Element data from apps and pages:
§

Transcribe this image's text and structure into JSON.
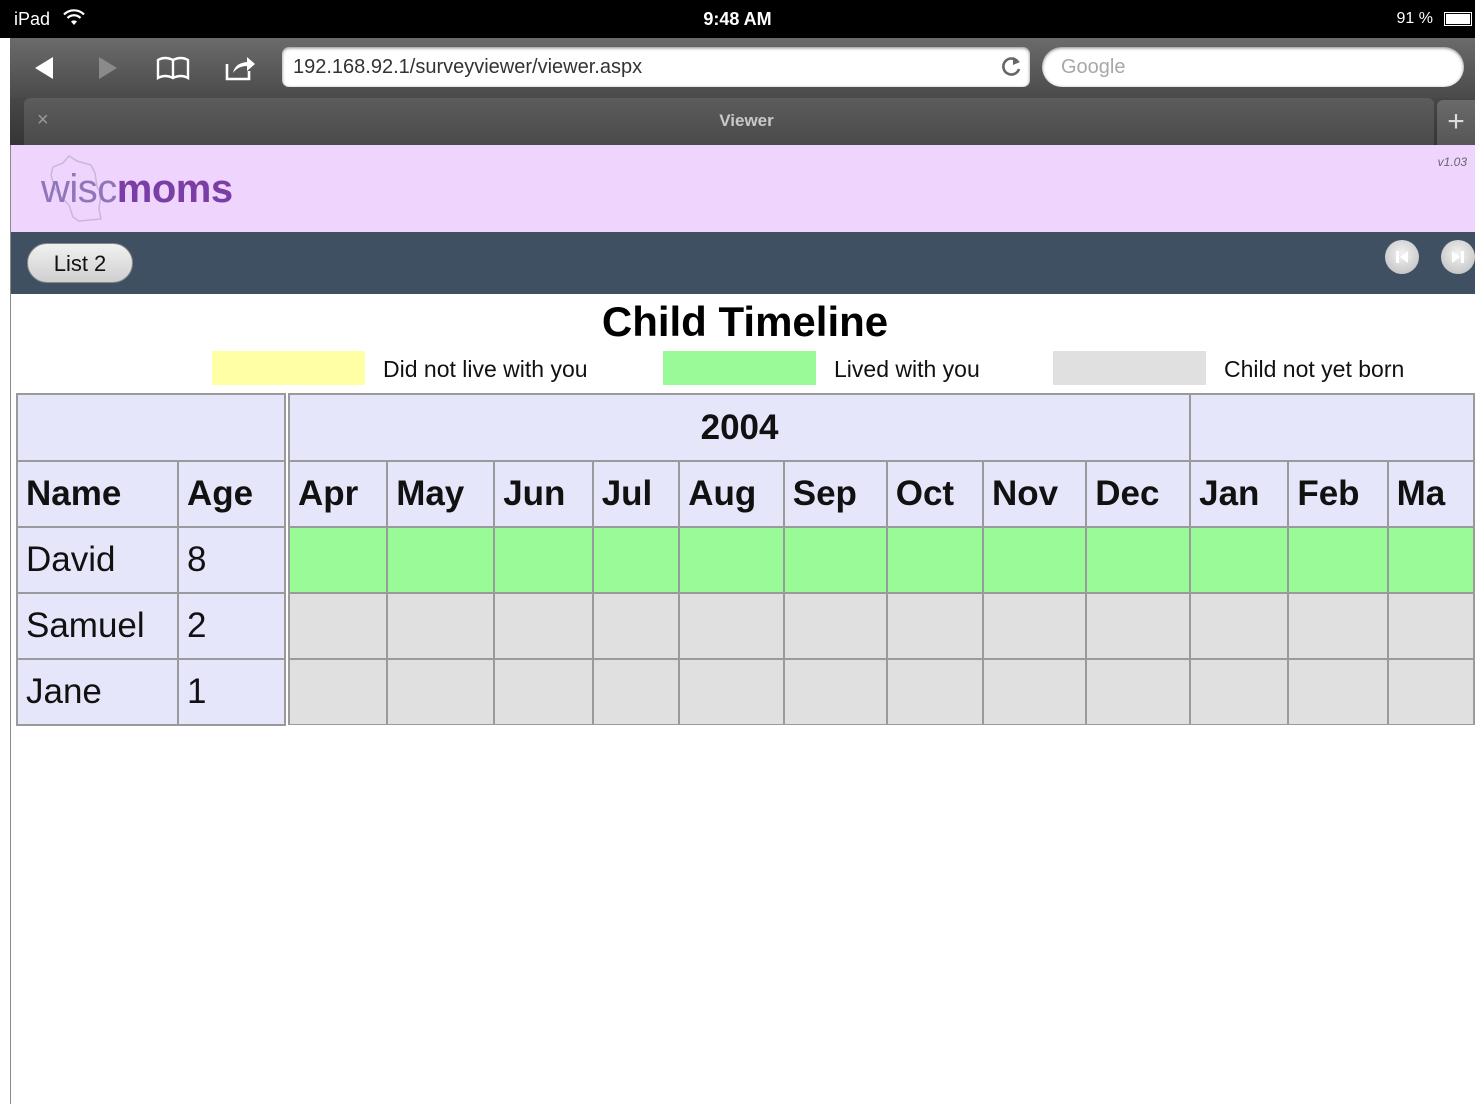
{
  "status_bar": {
    "device": "iPad",
    "time": "9:48 AM",
    "battery": "91 %",
    "battery_level": 0.91
  },
  "browser": {
    "url": "192.168.92.1/surveyviewer/viewer.aspx",
    "search_placeholder": "Google",
    "tab_title": "Viewer",
    "tab_close": "×",
    "new_tab": "+"
  },
  "app": {
    "logo_wisc": "wisc",
    "logo_moms": "moms",
    "version": "v1.03",
    "list_button": "List 2"
  },
  "page": {
    "title": "Child Timeline"
  },
  "legend": [
    {
      "label": "Did not live with you",
      "color": "#ffffa6"
    },
    {
      "label": "Lived with you",
      "color": "#98fb98"
    },
    {
      "label": "Child not yet born",
      "color": "#e0e0e0"
    }
  ],
  "table": {
    "name_header": "Name",
    "age_header": "Age",
    "year": "2004",
    "months": [
      "Apr",
      "May",
      "Jun",
      "Jul",
      "Aug",
      "Sep",
      "Oct",
      "Nov",
      "Dec",
      "Jan",
      "Feb",
      "Ma"
    ],
    "children": [
      {
        "name": "David",
        "age": "8",
        "status": "lived"
      },
      {
        "name": "Samuel",
        "age": "2",
        "status": "not-born"
      },
      {
        "name": "Jane",
        "age": "1",
        "status": "not-born"
      }
    ]
  },
  "colors": {
    "lived": "#98fb98",
    "not_born": "#e0e0e0",
    "did_not_live": "#ffffa6",
    "header_bg": "#efd5fd",
    "nav_bg": "#3e5062"
  }
}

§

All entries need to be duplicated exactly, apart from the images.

Transcribe this image's text and structure into JSON.
{
  "status_bar": {
    "device": "iPad",
    "time": "9:48 AM",
    "battery": "91 %",
    "battery_level": 0.91
  },
  "browser": {
    "url": "192.168.92.1/surveyviewer/viewer.aspx",
    "search_placeholder": "Google",
    "tab_title": "Viewer",
    "tab_close": "×",
    "new_tab": "+"
  },
  "app": {
    "logo_wisc": "wisc",
    "logo_moms": "moms",
    "version": "v1.03",
    "list_button": "List 2"
  },
  "page": {
    "title": "Child Timeline"
  },
  "legend": [
    {
      "label": "Did not live with you",
      "color": "#ffffa6"
    },
    {
      "label": "Lived with you",
      "color": "#98fb98"
    },
    {
      "label": "Child not yet born",
      "color": "#e0e0e0"
    }
  ],
  "table": {
    "name_header": "Name",
    "age_header": "Age",
    "year": "2004",
    "months": [
      "Apr",
      "May",
      "Jun",
      "Jul",
      "Aug",
      "Sep",
      "Oct",
      "Nov",
      "Dec",
      "Jan",
      "Feb",
      "Ma"
    ],
    "children": [
      {
        "name": "David",
        "age": "8",
        "status": "lived"
      },
      {
        "name": "Samuel",
        "age": "2",
        "status": "not-born"
      },
      {
        "name": "Jane",
        "age": "1",
        "status": "not-born"
      }
    ]
  },
  "colors": {
    "lived": "#98fb98",
    "not_born": "#e0e0e0",
    "did_not_live": "#ffffa6",
    "header_bg": "#efd5fd",
    "nav_bg": "#3e5062"
  }
}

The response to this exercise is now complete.